that is being used by the USG. The unstated but clear
implication (in the view of some FSNs) is that those FSNs
are acting as "spies" for the Americans against their
Arab brethren. Obviously, the type of information we are
talking about is the bread and butter of Embassy
reporting. However, it is being painted in the most
negative of terms, terms which make our FSNs feel very

3. (C) The degree to which FSNs are feeling societal
pressures due to their employment with the Embassy varies.
FSNs working in the Political section -- who are often
called on to explain U.S. policy and act as
intermediaries -- are feeling particularly vulnerable and
have expressed their growing reservations about working

for the USG at this time. On the other hand, Consular FSNs,
although upset by U.S. policies and actions in the region,
are able to focus their energies on processing visas, which
they see as providing services to Jordanians. However,
one Consular FSN told the acting Consul that she is unable
to sleep because she is constantly watching the news and
worrying about the war. FSNs in USAID report similar
pressures and anxieties. The pictures of civilian
casualties of the war on Arab television are particularly
disturbing to FSN employees.

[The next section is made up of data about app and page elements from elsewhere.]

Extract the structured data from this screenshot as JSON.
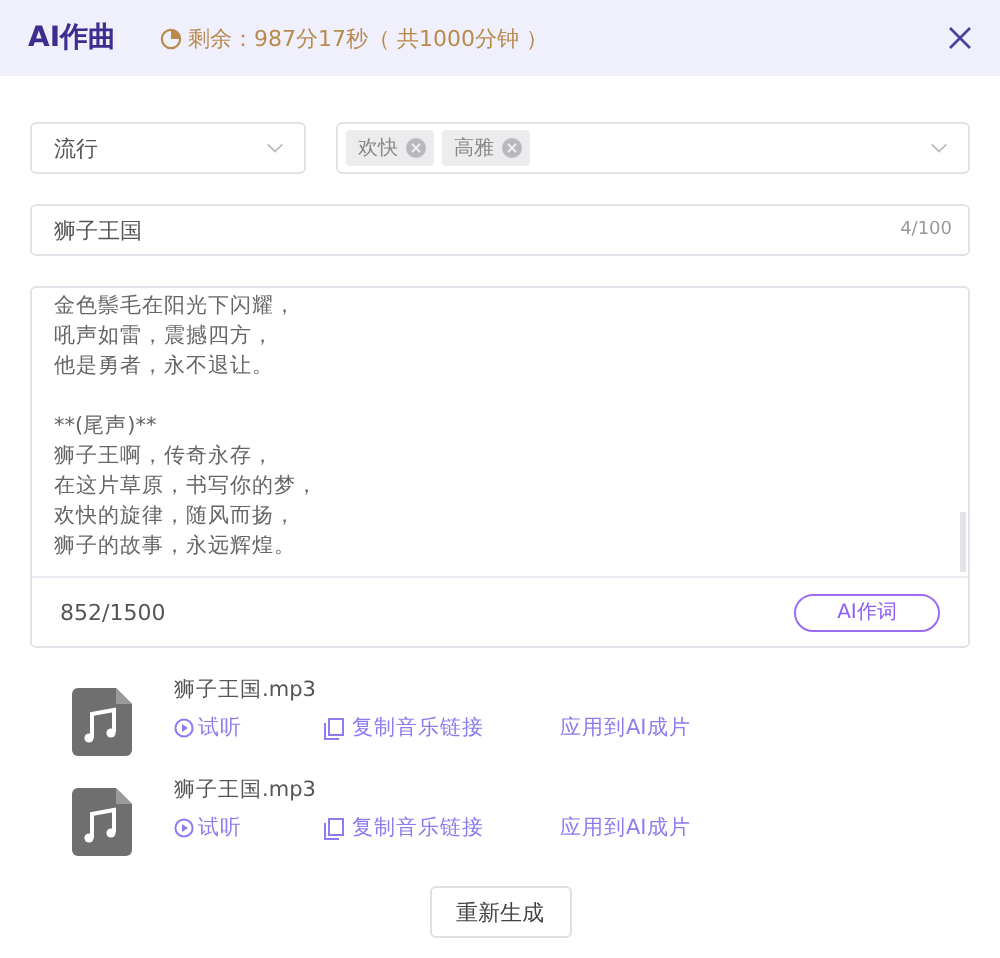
{
  "dialog": {
    "title": "AI作曲",
    "quota": "剩余：987分17秒（ 共1000分钟 ）"
  },
  "style_select": {
    "value": "流行"
  },
  "mood_select": {
    "tags": [
      "欢快",
      "高雅"
    ]
  },
  "title_field": {
    "value": "狮子王国",
    "counter": "4/100"
  },
  "lyrics": {
    "stanzas": [
      [
        "金色鬃毛在阳光下闪耀，",
        "吼声如雷，震撼四方，",
        "他是勇者，永不退让。"
      ],
      [
        "**(尾声)**",
        "狮子王啊，传奇永存，",
        "在这片草原，书写你的梦，",
        "欢快的旋律，随风而扬，",
        "狮子的故事，永远辉煌。"
      ]
    ],
    "counter": "852/1500",
    "button": "AI作词"
  },
  "files": [
    {
      "name": "狮子王国.mp3",
      "actions": [
        "试听",
        "复制音乐链接",
        "应用到AI成片"
      ]
    },
    {
      "name": "狮子王国.mp3",
      "actions": [
        "试听",
        "复制音乐链接",
        "应用到AI成片"
      ]
    }
  ],
  "regenerate_button": "重新生成"
}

4. (C) During recent bi-weekly meetings with the
Management Counselor, Post FSN Committee members discussed
FSN employee concerns about safety and security. Of
particular concern to them was the fact that the post's
FSN life insurance program would provide no benefits to
their families in the event that they were killed as a
result of war or a terrorist attack. (Post has addressed
this by purchasing war-risk supplemental insurance for
FSNs.) They pointed also to the fact that Americans at
post are receiving danger pay while FSNs are uncompensated
for the risks they take in working for the Embassy. They
worry about being watched and possibly targeted as they
enter and leave the Embassy compound, as well as about
possible attacks away from the office. Post management
views these concerns as valid and is exploring the
possibility of obtaining a "Unique Conditions of Work"
allowance to provide the FSNs with some financial
compensation for those risks.

5. (C) Meanwhile, we are beginning to experience the
effects of anti-American sentiments on a professional level
outside of the Embassy. During a recent visit to the Arab
Medical Center, the principal hospital used by the Embassy,
the RMO was pulled aside by concerned Jordanian medical
colleagues and advised that he should stay away from the
hospital for his own safety. On the other hand, another
Embassy officer recently went on a condolence call
with some trepidation, only to find himself received
with typically warm Jordanian hospitality.

6. (C) Some vendors and landlords are beginning to
balk at doing business with the Embassy. We no longer
tell potential landlords that we are from the US Embassy
when looking at properties and we are sometimes rejected
by landlords when they see the lease and realize they are
dealing with the USG. In one case, an ironwork vendor who
has done grill work for the Embassy for years is refusing
to work with us now.

7. (C) Comment: While the recent political climate change
for Americans in Jordan is largely due to the war with
Iraq, the Israeli-Palestinian conflict remains at the fore-
front of Jordanian concerns. To date we have experienced
no degradation in either the quality of FSN performance
or their willingness to continue working for the USG.
However, the familial and societal pressures on our FSN
staff to disassociate themselves from the Embassy will
increase as the conflict in Iraq -- and the Intifada --
go on. End comment.